When the housing bubble burst several years ago, mortgage
insurers were prime casualties.
Lenders for years had thrown money at anyone who could ink his
initials, knowing they could then package mortgages of dubious
quality into securities that yield-hungry investors would eagerly
For the insurers, it meant a nightmarish roster of defaulting
loans. Most mortgage insurers bled red ink for years. Several
were forced to stop writing new business.
But that only created opportunity for a new, well-capitalized
insurer that was not weighed down with bad legacy loans. A group
of investors -- includingGoldman Sachs (
) andJPMorgan Chase (
) -- saw a chance to establish an insurance upstart that could
wrest new business from struggling rivals.
EnterEssent Group (
), newly capitalized in 2008 with $600 million from Goldman,
JPMorgan and other investors. Organized as a limited liability
corporation, and domiciled in Bermuda to lighten its tax
obligations, Essent wrote its first policy in the spring of
As rivals continued to struggle, Essent captured new business
swiftly. By June of last year, it had over 12% of the private
mortgage insurance market. Last October, it raised more than $300
million in an IPO.
Observers with a moralistic bent may fret and fume that two
banking behemoths that have agreed to pay huge fines for their
roles in packaging and selling sour mortgages should now profit
in the bubble aftermath. Even after selling some of its shares in
the Essent IPO, Goldman still owns nearly 7% of Essent. JPMorgan
holds just over 5.4%.
"They're opportunistic investors," said Compass Point Research
& Trading analyst Jason Stewart.
That's one way to look at it. Private mortgage insurance now
promises opportunity in an important niche.
On mortgages where borrowers contribute down payments of less
than 20%,Fannie Mae (
) andFreddie Mac (
) will not guarantee the full mortgage. A buyer, for example, may
commit to purchase a $200,000 home with a down payment of just
$10,000. Fannie Mae and Freddie Mac might insure against the
first $160,000 in mortgage debt. But they can not purchase
low-down-payment mortgages unless some other insurer steps in and
covers the other $30,000.
By providing such supplemental coverage, private mortgage
insurers help "extend affordable homeownership by facilitating
the sale of low-down-payment loans into the secondary market,"
Essent's IPO filings contend.
Essent competes against entrenched private mortgage insurers
such asRadian Group (RDN) andGenworth Financial (GNW), as well as
two government agencies -- the Federal Housing Administration and
Department of Veterans Affairs -- that also offer insurance on
certain loans. With the FHA recently backing away from the
market, the competitive landscape right now is very
The FHA had increased its insurance operations after the
housing bubble burst, filling the vacuum left by loss-riddled
private insurers. Together, the FHA and VA accounted for 85% of
total new insurance volume in 2009.
A New Option
The FHA has more recently been raising rates, however, making
it a less-attractive mortgage insurance option. FHA insurance

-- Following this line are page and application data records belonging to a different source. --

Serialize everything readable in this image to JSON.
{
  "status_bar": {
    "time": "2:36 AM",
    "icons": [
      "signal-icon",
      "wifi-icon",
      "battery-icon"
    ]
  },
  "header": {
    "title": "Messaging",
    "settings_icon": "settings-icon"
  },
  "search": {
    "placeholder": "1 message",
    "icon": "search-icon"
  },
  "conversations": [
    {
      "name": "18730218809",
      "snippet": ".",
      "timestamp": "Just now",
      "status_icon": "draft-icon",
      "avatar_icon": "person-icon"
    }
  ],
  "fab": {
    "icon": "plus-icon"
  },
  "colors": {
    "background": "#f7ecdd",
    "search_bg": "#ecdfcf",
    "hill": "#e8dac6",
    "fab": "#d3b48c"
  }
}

rates were down to a 50-basis-point annual premium in early 2010.
But they've since risen dramatically -- to around 130 basis

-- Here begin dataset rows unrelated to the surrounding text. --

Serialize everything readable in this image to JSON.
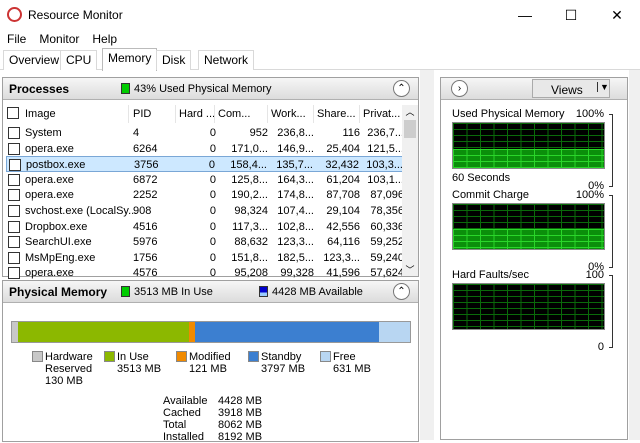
{
  "window": {
    "title": "Resource Monitor",
    "minimize": "—",
    "maximize": "☐",
    "close": "✕"
  },
  "menu": [
    "File",
    "Monitor",
    "Help"
  ],
  "tabs": [
    "Overview",
    "CPU",
    "Memory",
    "Disk",
    "Network"
  ],
  "processes": {
    "title": "Processes",
    "status": "43% Used Physical Memory",
    "columns": [
      "Image",
      "PID",
      "Hard ...",
      "Com...",
      "Work...",
      "Share...",
      "Privat..."
    ],
    "rows": [
      [
        "System",
        "4",
        "0",
        "952",
        "236,8...",
        "116",
        "236,7..."
      ],
      [
        "opera.exe",
        "6264",
        "0",
        "171,0...",
        "146,9...",
        "25,404",
        "121,5..."
      ],
      [
        "postbox.exe",
        "3756",
        "0",
        "158,4...",
        "135,7...",
        "32,432",
        "103,3..."
      ],
      [
        "opera.exe",
        "6872",
        "0",
        "125,8...",
        "164,3...",
        "61,204",
        "103,1..."
      ],
      [
        "opera.exe",
        "2252",
        "0",
        "190,2...",
        "174,8...",
        "87,708",
        "87,096"
      ],
      [
        "svchost.exe (LocalSy...",
        "908",
        "0",
        "98,324",
        "107,4...",
        "29,104",
        "78,356"
      ],
      [
        "Dropbox.exe",
        "4516",
        "0",
        "117,3...",
        "102,8...",
        "42,556",
        "60,336"
      ],
      [
        "SearchUI.exe",
        "5976",
        "0",
        "88,632",
        "123,3...",
        "64,116",
        "59,252"
      ],
      [
        "MsMpEng.exe",
        "1756",
        "0",
        "151,8...",
        "182,5...",
        "123,3...",
        "59,240"
      ],
      [
        "opera.exe",
        "4576",
        "0",
        "95,208",
        "99,328",
        "41,596",
        "57,624"
      ]
    ],
    "selected_index": 2
  },
  "physical": {
    "title": "Physical Memory",
    "in_use_status": "3513 MB In Use",
    "available_status": "4428 MB Available",
    "legend": [
      {
        "label": "Hardware\nReserved",
        "value": "130 MB",
        "color": "#c8c8c8",
        "mb": 130
      },
      {
        "label": "In Use",
        "value": "3513 MB",
        "color": "#8cb800",
        "mb": 3513
      },
      {
        "label": "Modified",
        "value": "121 MB",
        "color": "#f08a00",
        "mb": 121
      },
      {
        "label": "Standby",
        "value": "3797 MB",
        "color": "#3c7fd0",
        "mb": 3797
      },
      {
        "label": "Free",
        "value": "631 MB",
        "color": "#b8d6f2",
        "mb": 631
      }
    ],
    "stats": [
      [
        "Available",
        "4428 MB"
      ],
      [
        "Cached",
        "3918 MB"
      ],
      [
        "Total",
        "8062 MB"
      ],
      [
        "Installed",
        "8192 MB"
      ]
    ]
  },
  "right": {
    "views": "Views",
    "graphs": [
      {
        "title": "Used Physical Memory",
        "max": "100%",
        "min": "0%",
        "footer": "60 Seconds",
        "fill_percent": 43
      },
      {
        "title": "Commit Charge",
        "max": "100%",
        "min": "0%",
        "footer": "",
        "fill_percent": 45
      },
      {
        "title": "Hard Faults/sec",
        "max": "100",
        "min": "0",
        "footer": "",
        "fill_percent": 0
      }
    ]
  }
}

points, Stewart added.
"It's made private capital more competitive," he said.
"The FHA has been pulling back from the industry," said

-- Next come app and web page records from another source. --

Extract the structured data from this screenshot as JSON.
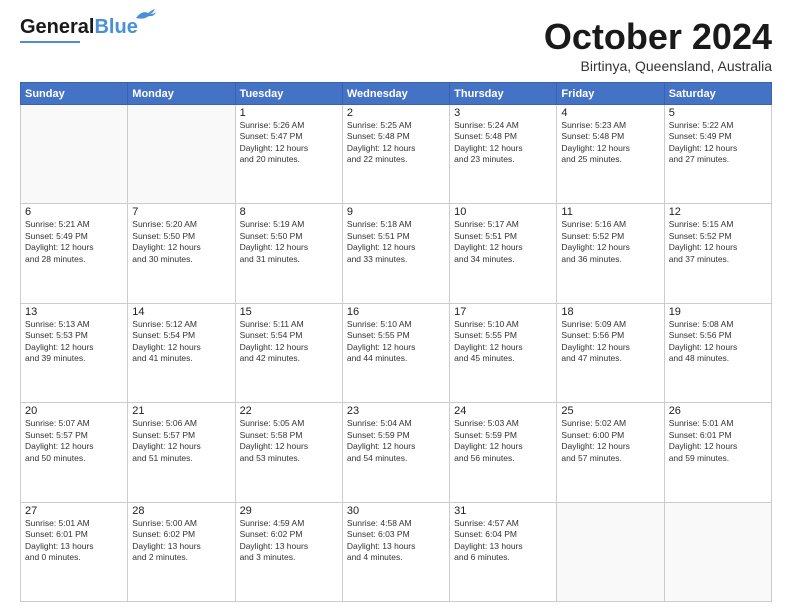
{
  "header": {
    "logo_general": "General",
    "logo_blue": "Blue",
    "month_title": "October 2024",
    "location": "Birtinya, Queensland, Australia"
  },
  "days_of_week": [
    "Sunday",
    "Monday",
    "Tuesday",
    "Wednesday",
    "Thursday",
    "Friday",
    "Saturday"
  ],
  "weeks": [
    [
      {
        "day": "",
        "info": ""
      },
      {
        "day": "",
        "info": ""
      },
      {
        "day": "1",
        "info": "Sunrise: 5:26 AM\nSunset: 5:47 PM\nDaylight: 12 hours\nand 20 minutes."
      },
      {
        "day": "2",
        "info": "Sunrise: 5:25 AM\nSunset: 5:48 PM\nDaylight: 12 hours\nand 22 minutes."
      },
      {
        "day": "3",
        "info": "Sunrise: 5:24 AM\nSunset: 5:48 PM\nDaylight: 12 hours\nand 23 minutes."
      },
      {
        "day": "4",
        "info": "Sunrise: 5:23 AM\nSunset: 5:48 PM\nDaylight: 12 hours\nand 25 minutes."
      },
      {
        "day": "5",
        "info": "Sunrise: 5:22 AM\nSunset: 5:49 PM\nDaylight: 12 hours\nand 27 minutes."
      }
    ],
    [
      {
        "day": "6",
        "info": "Sunrise: 5:21 AM\nSunset: 5:49 PM\nDaylight: 12 hours\nand 28 minutes."
      },
      {
        "day": "7",
        "info": "Sunrise: 5:20 AM\nSunset: 5:50 PM\nDaylight: 12 hours\nand 30 minutes."
      },
      {
        "day": "8",
        "info": "Sunrise: 5:19 AM\nSunset: 5:50 PM\nDaylight: 12 hours\nand 31 minutes."
      },
      {
        "day": "9",
        "info": "Sunrise: 5:18 AM\nSunset: 5:51 PM\nDaylight: 12 hours\nand 33 minutes."
      },
      {
        "day": "10",
        "info": "Sunrise: 5:17 AM\nSunset: 5:51 PM\nDaylight: 12 hours\nand 34 minutes."
      },
      {
        "day": "11",
        "info": "Sunrise: 5:16 AM\nSunset: 5:52 PM\nDaylight: 12 hours\nand 36 minutes."
      },
      {
        "day": "12",
        "info": "Sunrise: 5:15 AM\nSunset: 5:52 PM\nDaylight: 12 hours\nand 37 minutes."
      }
    ],
    [
      {
        "day": "13",
        "info": "Sunrise: 5:13 AM\nSunset: 5:53 PM\nDaylight: 12 hours\nand 39 minutes."
      },
      {
        "day": "14",
        "info": "Sunrise: 5:12 AM\nSunset: 5:54 PM\nDaylight: 12 hours\nand 41 minutes."
      },
      {
        "day": "15",
        "info": "Sunrise: 5:11 AM\nSunset: 5:54 PM\nDaylight: 12 hours\nand 42 minutes."
      },
      {
        "day": "16",
        "info": "Sunrise: 5:10 AM\nSunset: 5:55 PM\nDaylight: 12 hours\nand 44 minutes."
      },
      {
        "day": "17",
        "info": "Sunrise: 5:10 AM\nSunset: 5:55 PM\nDaylight: 12 hours\nand 45 minutes."
      },
      {
        "day": "18",
        "info": "Sunrise: 5:09 AM\nSunset: 5:56 PM\nDaylight: 12 hours\nand 47 minutes."
      },
      {
        "day": "19",
        "info": "Sunrise: 5:08 AM\nSunset: 5:56 PM\nDaylight: 12 hours\nand 48 minutes."
      }
    ],
    [
      {
        "day": "20",
        "info": "Sunrise: 5:07 AM\nSunset: 5:57 PM\nDaylight: 12 hours\nand 50 minutes."
      },
      {
        "day": "21",
        "info": "Sunrise: 5:06 AM\nSunset: 5:57 PM\nDaylight: 12 hours\nand 51 minutes."
      },
      {
        "day": "22",
        "info": "Sunrise: 5:05 AM\nSunset: 5:58 PM\nDaylight: 12 hours\nand 53 minutes."
      },
      {
        "day": "23",
        "info": "Sunrise: 5:04 AM\nSunset: 5:59 PM\nDaylight: 12 hours\nand 54 minutes."
      },
      {
        "day": "24",
        "info": "Sunrise: 5:03 AM\nSunset: 5:59 PM\nDaylight: 12 hours\nand 56 minutes."
      },
      {
        "day": "25",
        "info": "Sunrise: 5:02 AM\nSunset: 6:00 PM\nDaylight: 12 hours\nand 57 minutes."
      },
      {
        "day": "26",
        "info": "Sunrise: 5:01 AM\nSunset: 6:01 PM\nDaylight: 12 hours\nand 59 minutes."
      }
    ],
    [
      {
        "day": "27",
        "info": "Sunrise: 5:01 AM\nSunset: 6:01 PM\nDaylight: 13 hours\nand 0 minutes."
      },
      {
        "day": "28",
        "info": "Sunrise: 5:00 AM\nSunset: 6:02 PM\nDaylight: 13 hours\nand 2 minutes."
      },
      {
        "day": "29",
        "info": "Sunrise: 4:59 AM\nSunset: 6:02 PM\nDaylight: 13 hours\nand 3 minutes."
      },
      {
        "day": "30",
        "info": "Sunrise: 4:58 AM\nSunset: 6:03 PM\nDaylight: 13 hours\nand 4 minutes."
      },
      {
        "day": "31",
        "info": "Sunrise: 4:57 AM\nSunset: 6:04 PM\nDaylight: 13 hours\nand 6 minutes."
      },
      {
        "day": "",
        "info": ""
      },
      {
        "day": "",
        "info": ""
      }
    ]
  ]
}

Christine Worley, analyst at JMP Securities.
She expects the retreat to continue. "The government wants
taxpayers to be less exposed to the housing market," Worley
Since it began writing mortgage insurance only in 2010, Essent
is not exposed to the shoddy deals of the loose-lending era that
instigated the housing crash. With its capital cushion from "too
big to fail" banks and other well-heeled investors, Essent was
seen as a safe counterparty to lenders wanting to protect against
"Essent was seen as the place to go by mortgage originators,"
With tighter credit conditions now in force, post-bubble
mortgages have been far less likely to default. Those private
mortgage insurers that were running losses for years on weak
mortgages were soon losing market share to the newly capitalized,
financially solid Essent.
What could go wrong? Plenty, actually. As Essent's IPO filings
openly state: "Investing in our shares involves substantial
Any pullback in either the housing recovery or the general
economic recovery would hurt.
"The main risks are probably economic," said Worley.
A reversal in the long but fairly modest recovery could put
pressure on even the stronger mortgages of recent years.
"Post-legacy mortgages could perform less strongly if the
economy faltered and unemployment started rising again," she
Apart from business cycle risks, private mortgage insurers
face risk from the unsettled status of Government-Sponsored
Enterprises (GSEs) such as Fannie Mae and Freddie Mac. Any number
of "legislative or regulatory actions" could adversely affect
Essent revenue and profit, according to the IPO offering
The problem is that while many want to reform the GSEs, there
is scant agreement on how to do it. "GSE reform is a huge risk,"
But it is impossible to predict now what sorts of changes,
particularly those affecting a private insurer like Essent, will
"There are too many proposals," said Stewart, "to define or
quantify" the risk to Essent.